80ºF

Local leaders discuss San Antonio’s state of emergency preparedness

SAN ANTONIO – Whether it’s a hurricane, infectious disease, or a mass shooting, every city has to have a plan in place. So where does San Antonio stand when it comes to its preparedness?

San Antonio City Councilman Manny Pelaez recently returned to the Alamo City from a trip to Washington D.C. where, among several meetings, he spoke with FEMA and the Centers for Disease Control.

“What if the coronavirus gets out? Well, we’re ready for that,” Pelaez said.

Many local leaders and residents are frustrated and confused as to why evacuees from overseas are quarantined in San Antonio. The councilman said it actually makes perfect sense.

“The coronavirus phenomenon that’s happening in San Antonio right now is a perfect example of how it works. And it’s working. We have a very quick deployment and response with all of the teams across the sectors,” Pelaez said.

Pelaez said this is what San Antonio does. The city has all the elements in place, including the proper infrastructure necessary for medical and military mechanisms. The Alamo City also has things that other cities don’t have.

“You should know that cities all over the world come to San Antonio to study us and to make sure that they are doing things the San Antonio way,” Pelaez said.

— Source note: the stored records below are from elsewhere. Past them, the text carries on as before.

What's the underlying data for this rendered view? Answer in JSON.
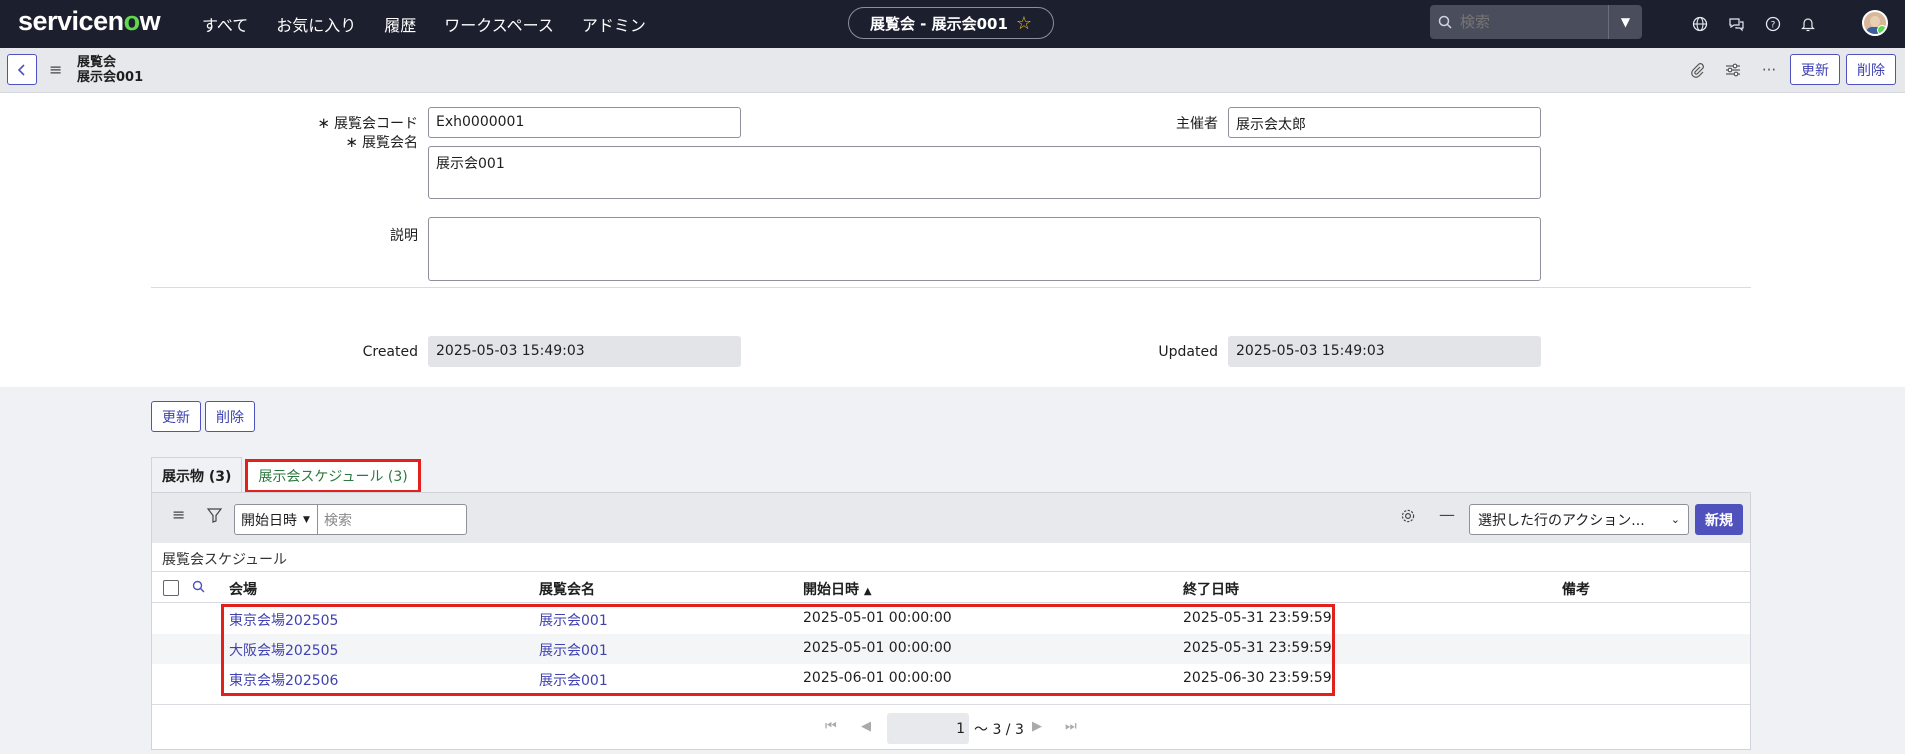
{
  "nav": {
    "logo_a": "servicen",
    "logo_o": "o",
    "logo_b": "w",
    "items": [
      "すべて",
      "お気に入り",
      "履歴",
      "ワークスペース",
      "アドミン"
    ],
    "context_title": "展覧会 - 展示会001",
    "search_placeholder": "検索"
  },
  "record": {
    "title_line1": "展覧会",
    "title_line2": "展示会001",
    "update_label": "更新",
    "delete_label": "削除"
  },
  "form": {
    "code_label": "展覧会コード",
    "code_value": "Exh0000001",
    "organizer_label": "主催者",
    "organizer_value": "展示会太郎",
    "name_label": "展覧会名",
    "name_value": "展示会001",
    "desc_label": "説明",
    "desc_value": "",
    "created_label": "Created",
    "created_value": "2025-05-03 15:49:03",
    "updated_label": "Updated",
    "updated_value": "2025-05-03 15:49:03",
    "required_mark": "∗"
  },
  "bottom_buttons": {
    "update": "更新",
    "delete": "削除"
  },
  "tabs": [
    {
      "label": "展示物 (3)"
    },
    {
      "label": "展示会スケジュール (3)"
    }
  ],
  "list": {
    "sort_field": "開始日時",
    "search_placeholder": "検索",
    "actions_label": "選択した行のアクション...",
    "new_label": "新規",
    "title": "展覧会スケジュール",
    "columns": [
      "会場",
      "展覧会名",
      "開始日時",
      "終了日時",
      "備考"
    ],
    "sort_indicator": "▲",
    "rows": [
      {
        "venue": "東京会場202505",
        "name": "展示会001",
        "start": "2025-05-01 00:00:00",
        "end": "2025-05-31 23:59:59",
        "note": ""
      },
      {
        "venue": "大阪会場202505",
        "name": "展示会001",
        "start": "2025-05-01 00:00:00",
        "end": "2025-05-31 23:59:59",
        "note": ""
      },
      {
        "venue": "東京会場202506",
        "name": "展示会001",
        "start": "2025-06-01 00:00:00",
        "end": "2025-06-30 23:59:59",
        "note": ""
      }
    ],
    "pager": {
      "page": "1",
      "range": "〜 3 / 3"
    }
  },
  "colors": {
    "nav_bg": "#1b1f2e",
    "accent": "#4f52bd",
    "highlight": "#e2211c",
    "logo_green": "#62d84e"
  }
}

San Antonio image.
San Antonio image. (KSAT)

Coronavirus is a crucial talking point because of what is happening right now, but there are other possible disasters. The city works with FEMA and the federal government to make sure San Antonio is as prepared as possible.

“We spend millions of dollars and thousands of hours every single year beefing up and hardening all of our response protocols. The infrastructure is in place, and we are making sure that we’ve got the right team of people in place. So name your disaster. Chances are we’ve thought of it,” Pelaez said.

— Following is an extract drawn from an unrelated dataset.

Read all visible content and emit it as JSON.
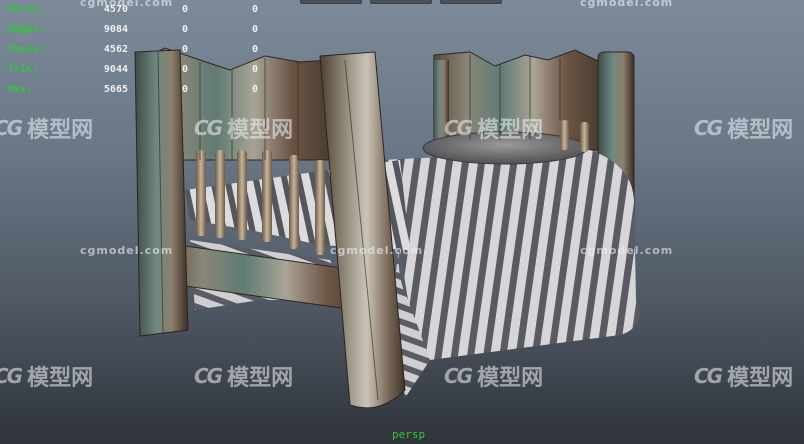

Since San Antonio is Military City USA, the city conducts important federal operations that may be considered higher up on the list of priorities.

“We’ve been working with partners at both of those levels to make sure that, you know, San Antonio is high on their list of priorities, to make sure that all of the resources we have here are protected,” Pelaez said.

1/3 of San Antonio’s budget is fire and police, with much of it in disaster preparedness. Along with that, the budget funds Metro Health. The city also coordinates very closely with University Hospital, the county, and the state.

When it comes to emergency preparedness, the city councilman said we are in a good spot. When situations do arise, getting accurate information is a top priority.

“My advice to my neighbors is, before you believe what you read on Facebook or some blog or a conspiracy theory, check in with Metro Health, check in with your firefighters and check in with your City Council members. We’ll tell you what’s really going on,” Pelaez said.


About the Author: